Interface dataset entries

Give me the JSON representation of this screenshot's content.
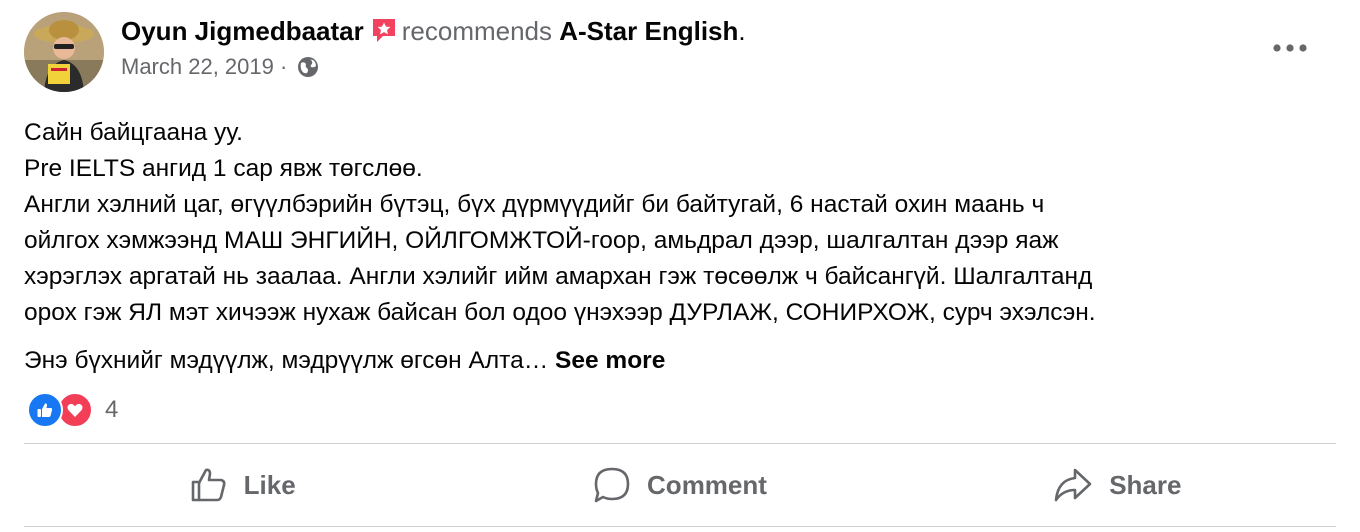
{
  "post": {
    "author": "Oyun Jigmedbaatar",
    "verb": "recommends",
    "page": "A-Star English",
    "period": ".",
    "date": "March 22, 2019",
    "separator": "·",
    "privacy_icon": "globe-icon",
    "more_icon": "more-options-icon",
    "lines": [
      "Сайн байцгаана уу.",
      "Pre IELTS ангид 1 сар явж төгслөө.",
      "Англи хэлний цаг, өгүүлбэрийн бүтэц, бүх дүрмүүдийг би байтугай, 6 настай охин маань ч",
      "ойлгох хэмжээнд МАШ ЭНГИЙН, ОЙЛГОМЖТОЙ-гоор, амьдрал дээр, шалгалтан дээр яаж",
      "хэрэглэх аргатай нь заалаа.  Англи хэлийг ийм амархан гэж төсөөлж ч байсангүй. Шалгалтанд",
      "орох гэж ЯЛ мэт хичээж нухаж байсан бол одоо үнэхээр ДУРЛАЖ, СОНИРХОЖ, сурч эхэлсэн."
    ],
    "truncated_line": "Энэ бүхнийг мэдүүлж, мэдрүүлж өгсөн Алта…",
    "see_more": "See more",
    "reactions": {
      "icons": [
        "like-reaction-icon",
        "love-reaction-icon"
      ],
      "count": "4"
    },
    "actions": {
      "like": "Like",
      "comment": "Comment",
      "share": "Share"
    },
    "colors": {
      "text": "#050505",
      "secondary": "#65676b",
      "like_blue": "#1877f2",
      "love_red": "#f33e58",
      "recommend_red": "#f3425f",
      "divider": "#ced0d4"
    }
  }
}
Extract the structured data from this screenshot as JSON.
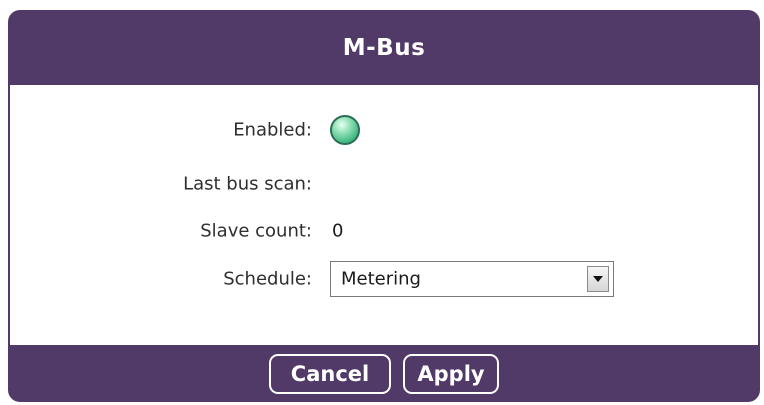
{
  "dialog": {
    "title": "M-Bus",
    "accent_color": "#513a67"
  },
  "fields": {
    "enabled": {
      "label": "Enabled:",
      "status_icon": "green-status-led"
    },
    "last_bus_scan": {
      "label": "Last bus scan:",
      "value": ""
    },
    "slave_count": {
      "label": "Slave count:",
      "value": "0"
    },
    "schedule": {
      "label": "Schedule:",
      "selected": "Metering",
      "icon": "dropdown-arrow-icon"
    }
  },
  "buttons": {
    "cancel": "Cancel",
    "apply": "Apply"
  }
}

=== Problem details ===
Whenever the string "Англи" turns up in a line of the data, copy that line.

=== Answer box ===
      "Англи хэлний цаг, өгүүлбэрийн бүтэц, бүх дүрмүүдийг би байтугай, 6 настай охин маань ч",
      "хэрэглэх аргатай нь заалаа.  Англи хэлийг ийм амархан гэж төсөөлж ч байсангүй. Шалгалтанд",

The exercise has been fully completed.